> [DATA PROVIDED]
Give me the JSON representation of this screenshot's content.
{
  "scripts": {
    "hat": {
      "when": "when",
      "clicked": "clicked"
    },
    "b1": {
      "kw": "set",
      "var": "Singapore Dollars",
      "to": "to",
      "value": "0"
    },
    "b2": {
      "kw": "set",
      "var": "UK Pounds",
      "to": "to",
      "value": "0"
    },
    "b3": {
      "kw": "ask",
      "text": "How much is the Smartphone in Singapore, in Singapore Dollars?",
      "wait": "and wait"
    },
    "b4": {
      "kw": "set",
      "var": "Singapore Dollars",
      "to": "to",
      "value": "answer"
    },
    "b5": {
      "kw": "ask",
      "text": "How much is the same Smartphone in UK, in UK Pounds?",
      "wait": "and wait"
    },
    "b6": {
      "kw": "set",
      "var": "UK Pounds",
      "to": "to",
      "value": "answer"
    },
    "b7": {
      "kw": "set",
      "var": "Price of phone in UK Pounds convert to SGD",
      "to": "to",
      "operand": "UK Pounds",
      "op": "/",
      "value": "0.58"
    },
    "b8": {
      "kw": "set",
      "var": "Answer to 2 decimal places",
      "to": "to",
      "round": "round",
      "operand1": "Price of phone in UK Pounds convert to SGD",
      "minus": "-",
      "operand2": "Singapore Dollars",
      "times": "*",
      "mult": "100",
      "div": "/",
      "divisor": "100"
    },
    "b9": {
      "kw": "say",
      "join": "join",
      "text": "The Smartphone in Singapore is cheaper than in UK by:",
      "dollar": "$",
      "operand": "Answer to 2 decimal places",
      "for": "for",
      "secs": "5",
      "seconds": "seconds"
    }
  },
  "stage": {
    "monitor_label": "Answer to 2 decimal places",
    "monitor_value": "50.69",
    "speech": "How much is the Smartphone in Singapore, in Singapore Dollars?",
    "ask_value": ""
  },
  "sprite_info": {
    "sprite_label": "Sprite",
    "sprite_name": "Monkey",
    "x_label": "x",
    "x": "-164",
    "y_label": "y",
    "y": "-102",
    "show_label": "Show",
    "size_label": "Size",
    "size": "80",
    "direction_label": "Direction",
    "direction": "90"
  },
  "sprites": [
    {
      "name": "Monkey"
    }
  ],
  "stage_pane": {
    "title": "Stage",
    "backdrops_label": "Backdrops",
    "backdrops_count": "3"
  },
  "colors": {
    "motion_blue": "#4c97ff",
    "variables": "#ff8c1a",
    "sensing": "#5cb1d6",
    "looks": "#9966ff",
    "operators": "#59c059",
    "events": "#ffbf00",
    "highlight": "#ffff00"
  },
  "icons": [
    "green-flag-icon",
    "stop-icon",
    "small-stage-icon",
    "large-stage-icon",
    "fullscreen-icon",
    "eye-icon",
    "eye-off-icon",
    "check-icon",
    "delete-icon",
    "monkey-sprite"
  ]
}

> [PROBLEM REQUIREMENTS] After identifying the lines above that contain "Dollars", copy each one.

> [ANSWER SPACE]
      "var": "Singapore Dollars",
      "text": "How much is the Smartphone in Singapore, in Singapore Dollars?",
      "var": "Singapore Dollars",
      "operand2": "Singapore Dollars",
    "speech": "How much is the Smartphone in Singapore, in Singapore Dollars?",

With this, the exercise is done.